> **Data supplied**:
##########
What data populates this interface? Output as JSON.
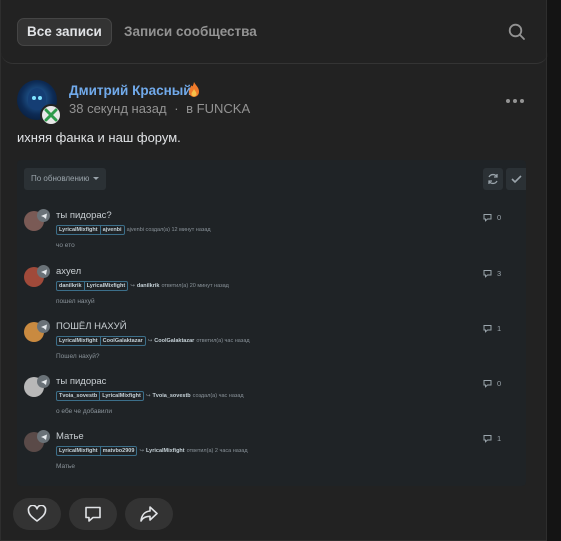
{
  "tabs": {
    "all_label": "Все записи",
    "community_label": "Записи сообщества"
  },
  "post": {
    "author": "Дмитрий Красный",
    "time": "38 секунд назад",
    "separator": "·",
    "location": "в FUNCKA",
    "text": "ихняя фанка и наш форум."
  },
  "forum": {
    "sort_label": "По обновлению",
    "threads": [
      {
        "title": "ты пидорас?",
        "tags": [
          "LyricalMixfight",
          "ajvenbi"
        ],
        "action": "ajvenbi создал(а) 12 минут назад",
        "reply_user": "",
        "preview": "чо ето",
        "count": "0",
        "avatar_color": "#7a5a55"
      },
      {
        "title": "ахуел",
        "tags": [
          "danilkrik",
          "LyricalMixfight"
        ],
        "action": "ответил(а) 20 минут назад",
        "reply_user": "danilkrik",
        "preview": "пошел нахуй",
        "count": "3",
        "avatar_color": "#a04a3a"
      },
      {
        "title": "ПОШЁЛ НАХУЙ",
        "tags": [
          "LyricalMixfight",
          "CoolGalaktazar"
        ],
        "action": "ответил(а) час назад",
        "reply_user": "CoolGalaktazar",
        "preview": "Пошел нахуй?",
        "count": "1",
        "avatar_color": "#c98a40"
      },
      {
        "title": "ты пидорас",
        "tags": [
          "Tvoia_sovestb",
          "LyricalMixfight"
        ],
        "action": "создал(а) час назад",
        "reply_user": "Tvoia_sovestb",
        "preview": "о ебе че добавили",
        "count": "0",
        "avatar_color": "#b8b8b8"
      },
      {
        "title": "Матье",
        "tags": [
          "LyricalMixfight",
          "matvbo2909"
        ],
        "action": "ответил(а) 2 часа назад",
        "reply_user": "LyricalMixfight",
        "preview": "Матье",
        "count": "1",
        "avatar_color": "#5a4a48"
      }
    ]
  },
  "colors": {
    "accent": "#71aaeb",
    "background": "#222222",
    "page": "#141414"
  },
  "icons": [
    "search-icon",
    "fire-icon",
    "more-icon",
    "refresh-icon",
    "check-icon",
    "telegram-icon",
    "comment-icon",
    "like-icon",
    "share-icon"
  ]
}
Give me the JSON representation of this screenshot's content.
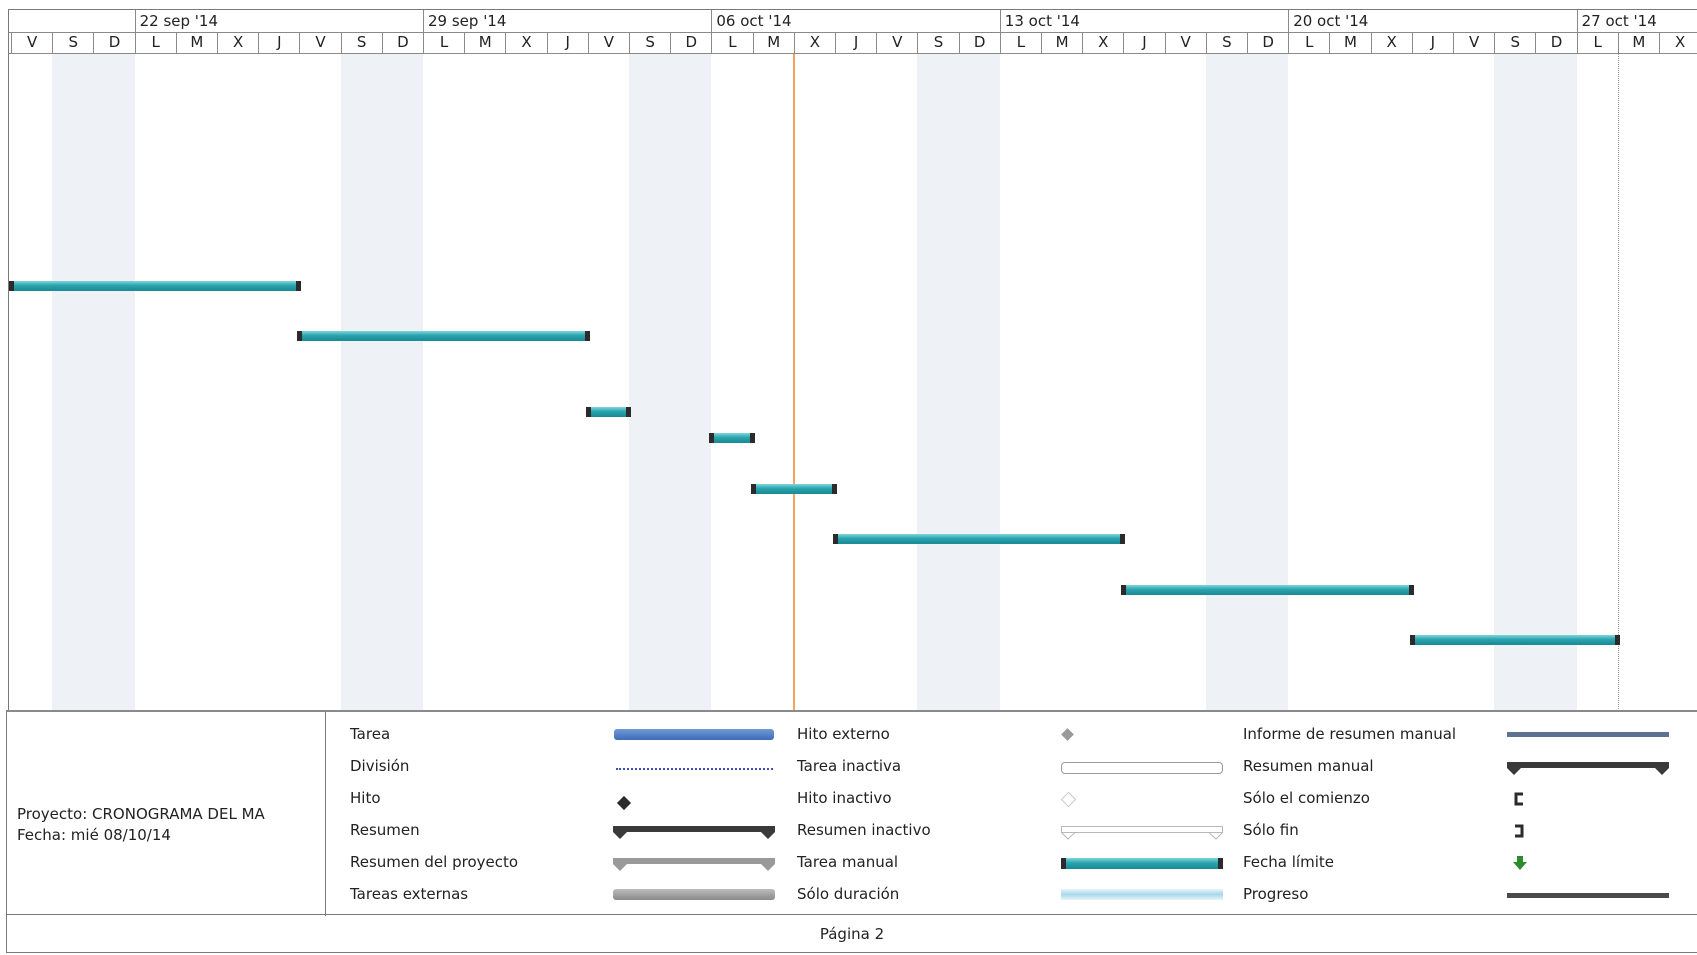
{
  "timescale": {
    "weeks": [
      "22 sep '14",
      "29 sep '14",
      "06 oct '14",
      "13 oct '14",
      "20 oct '14",
      "27 oct '14"
    ],
    "days": [
      "V",
      "S",
      "D",
      "L",
      "M",
      "X",
      "J",
      "V",
      "S",
      "D",
      "L",
      "M",
      "X",
      "J",
      "V",
      "S",
      "D",
      "L",
      "M",
      "X",
      "J",
      "V",
      "S",
      "D",
      "L",
      "M",
      "X",
      "J",
      "V",
      "S",
      "D",
      "L",
      "M",
      "X",
      "J",
      "V",
      "S",
      "D",
      "L",
      "M",
      "X"
    ]
  },
  "tasks": [
    {
      "start": 0,
      "end": 7,
      "row": 0
    },
    {
      "start": 7,
      "end": 14,
      "row": 1
    },
    {
      "start": 14,
      "end": 15,
      "row": 2
    },
    {
      "start": 17,
      "end": 18,
      "row": 3
    },
    {
      "start": 18,
      "end": 20,
      "row": 4
    },
    {
      "start": 20,
      "end": 27,
      "row": 5
    },
    {
      "start": 27,
      "end": 34,
      "row": 6
    },
    {
      "start": 34,
      "end": 39,
      "row": 7
    }
  ],
  "today_day_index": 19,
  "project": {
    "name_line": "Proyecto: CRONOGRAMA DEL MA",
    "date_line": "Fecha: mié 08/10/14"
  },
  "legend": {
    "col1": [
      "Tarea",
      "División",
      "Hito",
      "Resumen",
      "Resumen del proyecto",
      "Tareas externas"
    ],
    "col2": [
      "Hito externo",
      "Tarea inactiva",
      "Hito inactivo",
      "Resumen inactivo",
      "Tarea manual",
      "Sólo duración"
    ],
    "col3": [
      "Informe de resumen manual",
      "Resumen manual",
      "Sólo el comienzo",
      "Sólo fin",
      "Fecha límite",
      "Progreso"
    ]
  },
  "colors": {
    "task": "#3e6db5",
    "manual_task": "#2aa3ad",
    "summary": "#3a3a3a",
    "deadline": "#2e8b2e",
    "today_line": "#f4a460"
  },
  "footer": {
    "page_label": "Página 2"
  }
}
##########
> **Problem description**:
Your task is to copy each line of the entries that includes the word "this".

> **Task solution**:
What data populates this interface? Output as JSON.
Give me the JSON representation of this screenshot's content.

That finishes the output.